“Why is music so important?” I ask.
“Because, as I see it, out of all the fields of art – literature, visual arts and others – music affects us the fastest and the deepest.
“Once, I was working on Mahler’s Adagietto, and there was a friend of mine sitting beside me,” he explains. “She was, at the time, deeply in love, really deeply, as far as I know. And, after hearing only the first few notes from this Adagietto, she burst into tears. I am telling you - only music and nothing else on earth influences us, touches us, so profoundly.”
“Does it happen only with classical music?” I ask.
“No, I wouldn’t say that,” Maksymiuk replies reflectively. “One can be moved to tears by The Beatles’ ‘Yesterday.’ But, to me, there is a difference. When you listen to the music of the greatest classical composers, you are not only moved and touched by it but you can also feel - even as a humble and not so gifted human being - that you are a part of the composer’s greatness. And the careful listener is thus becoming greater himself.
“When you tell other people, that, for example, Beethoven was a great composer, it’s not enough to say that. It doesn’t necessarily appeal to people. When I want to underline is the importance of one of the greatest composers. I compare him to… the sun. Simply like that. The sun. An entity that is unique and we can’t live without it.”
But despite the attraction of being composer Maksymiuk has preferred to concentrate his talents on conducting.
“Maybe it’s only a minor reason, but still of some importance. It’s about recognition,” he explains. “When the real grind of composing a large, complex work, a symphony for instance, is over, you do not receive any instant applause.

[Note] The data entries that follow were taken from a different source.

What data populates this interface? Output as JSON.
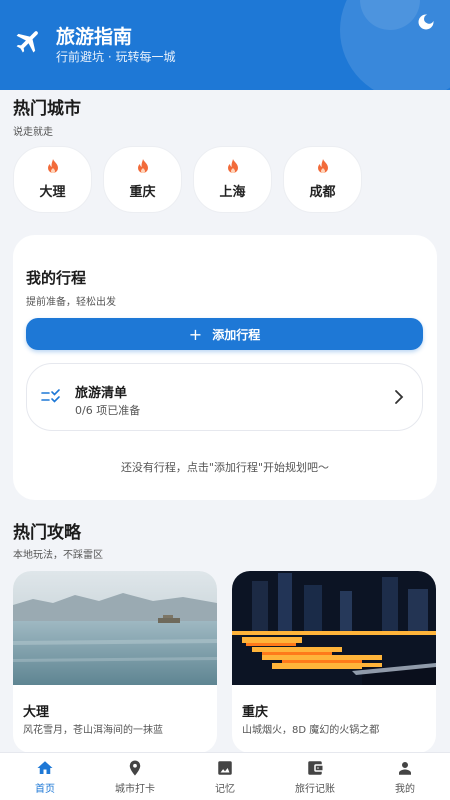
{
  "header": {
    "title": "旅游指南",
    "subtitle": "行前避坑 · 玩转每一城",
    "plane_icon": "airplane-icon",
    "theme_icon": "moon-icon",
    "bg_color": "#1e78d6"
  },
  "hot_cities": {
    "title": "热门城市",
    "subtitle": "说走就走",
    "items": [
      {
        "name": "大理",
        "icon": "fire-icon"
      },
      {
        "name": "重庆",
        "icon": "fire-icon"
      },
      {
        "name": "上海",
        "icon": "fire-icon"
      },
      {
        "name": "成都",
        "icon": "fire-icon"
      }
    ]
  },
  "trips": {
    "title": "我的行程",
    "subtitle": "提前准备，轻松出发",
    "add_button": "添加行程",
    "checklist": {
      "title": "旅游清单",
      "status": "0/6 项已准备"
    },
    "empty_text": "还没有行程，点击\"添加行程\"开始规划吧～"
  },
  "guides": {
    "title": "热门攻略",
    "subtitle": "本地玩法，不踩雷区",
    "items": [
      {
        "name": "大理",
        "desc": "风花雪月，苍山洱海间的一抹蓝"
      },
      {
        "name": "重庆",
        "desc": "山城烟火，8D 魔幻的火锅之都"
      }
    ]
  },
  "nav": {
    "items": [
      {
        "label": "首页",
        "icon": "home-icon",
        "active": true
      },
      {
        "label": "城市打卡",
        "icon": "location-pin-icon",
        "active": false
      },
      {
        "label": "记忆",
        "icon": "photo-icon",
        "active": false
      },
      {
        "label": "旅行记账",
        "icon": "wallet-icon",
        "active": false
      },
      {
        "label": "我的",
        "icon": "user-icon",
        "active": false
      }
    ]
  }
}
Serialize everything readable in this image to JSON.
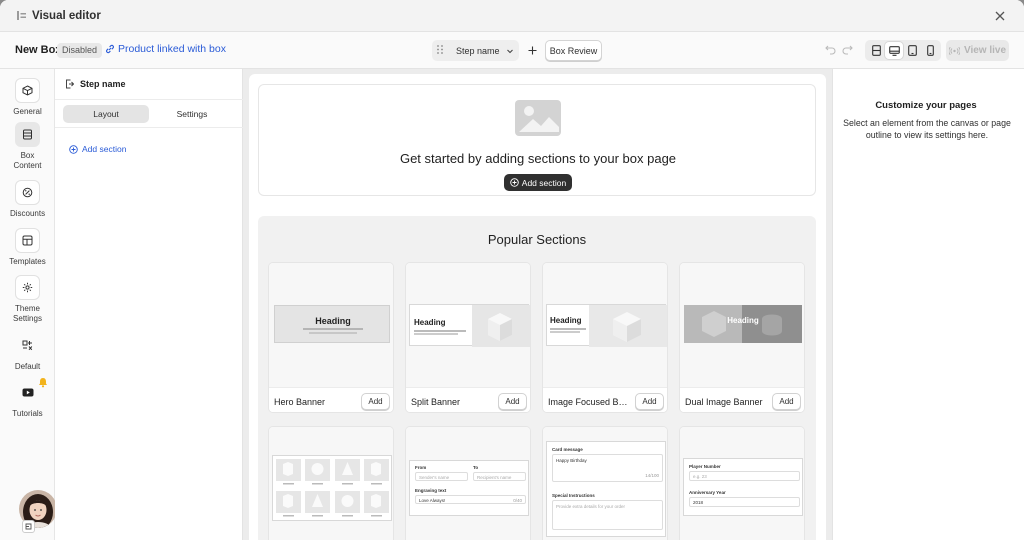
{
  "window": {
    "title": "Visual editor"
  },
  "toolbar": {
    "box_name": "New Box",
    "status_badge": "Disabled",
    "linked_label": "Product linked with box",
    "step_select": "Step name",
    "review_button": "Box Review",
    "view_live": "View live"
  },
  "leftnav": {
    "items": [
      {
        "label": "General",
        "icon": "box-icon"
      },
      {
        "label": "Box Content",
        "icon": "content-icon"
      },
      {
        "label": "Discounts",
        "icon": "discount-icon"
      },
      {
        "label": "Templates",
        "icon": "template-icon"
      },
      {
        "label": "Theme Settings",
        "icon": "gear-icon"
      },
      {
        "label": "Default",
        "icon": "default-icon"
      },
      {
        "label": "Tutorials",
        "icon": "youtube-icon"
      }
    ]
  },
  "steppanel": {
    "title": "Step name",
    "tabs": [
      "Layout",
      "Settings"
    ],
    "add_section": "Add section"
  },
  "canvas": {
    "empty_heading": "Get started by adding sections to your box page",
    "add_section_button": "Add section",
    "popular_title": "Popular Sections",
    "cards": [
      {
        "name": "Hero Banner",
        "add": "Add",
        "preview_heading": "Heading"
      },
      {
        "name": "Split Banner",
        "add": "Add",
        "preview_heading": "Heading"
      },
      {
        "name": "Image Focused Banner",
        "add": "Add",
        "preview_heading": "Heading"
      },
      {
        "name": "Dual Image Banner",
        "add": "Add",
        "preview_heading": "Heading"
      }
    ],
    "row2": {
      "form": {
        "from_label": "From",
        "to_label": "To",
        "from_placeholder": "Sender's name",
        "to_placeholder": "Recipient's name",
        "engraving_label": "Engraving text",
        "engraving_value": "Love Always!",
        "engraving_count": "0/40"
      },
      "message": {
        "card_label": "Card message",
        "card_value": "Happy Birthday",
        "card_count": "14/100",
        "special_label": "Special Instructions",
        "special_placeholder": "Provide extra details for your order"
      },
      "player": {
        "number_label": "Player Number",
        "number_placeholder": "e.g. 23",
        "anniversary_label": "Anniversary Year",
        "anniversary_value": "2018"
      }
    }
  },
  "rightpanel": {
    "title": "Customize your pages",
    "description": "Select an element from the canvas or page outline to view its settings here."
  }
}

Whereas as a conductor, you can hear, right at the end of the performance, if the audience liked it. There is an immediate reaction to your hard work.”
“But, let me ask you: don’t you miss composing?”
“Well, frankly, I would be very pleased, maybe even happy, if I could write, let’s say two pieces of music that would be performed,” Maksymiuk replies with a smile. “But, unfortunately, no one can give me this certainty.”
“But you have composed a lot of music,” interrupts his wife Ewa. “Only yesterday, I received a phone call from someone telling me to congratulate you on your film music. This person could hardly remember the director of the film, but he knew your score and appreciated it a lot!”
“I know,” says Maksymiuk. “I wrote music for nearly 150 short and feature films, but what I value the most, is the music written for its own sake. And I promised to myself that I’d find time to sit down and write a piano concerto. Maybe this is what I will be remembered for.”
But few doubt his abilities as a conductor will go unremembered.
“Every single move I did when conducting, every particular gesture, was necessary,” he says. “Once I even knelt down. But what really matters is that every gesture, even the strangest one, makes the orchestra produce precisely the sound I wanted.”
“He simply always does what he wants,” says Ewa, entering the conversation. “Once, in Scotland, he was invited to a party. And, all of a sudden, he disappeared. All men present started to ask where the maestro was. And suddenly, out of nowhere, he reappears, all wet, covered only with a towel. For him it was quite natural, he simply had to have a swim in a nearby pond after an exhausting rehearsal.”
This uninhibited approach to life is also reflected in Maksymiuk’s reputation for possessing an unconventional dress sense.
“Generally speaking, he has quite a good taste,” declares his wife. “And he used to buy his clothes mostly by himself. He used to buy what he liked. For example: he loves sailor hats. So he tended to buy a lot of them.”
“And scarves!” the conductor adds. “I used to love scarves a lot!”
“Yes, scarves,” sighs Mrs. Maksymiuk. “I do not know where to keep all of them.”
“Yes, that’s true: I like collecting some objects, like cufflinks, fountain pens and perfumes,” he admits. “But it is not only about possessing things. It is more about learning about those things, so that I can get to the deepest level of knowledge about them, to know all about them.”
“Isn’t it the very same attitude as in the case of music?” I ask.
The maestro smiles and replies: “Yes, I think so.”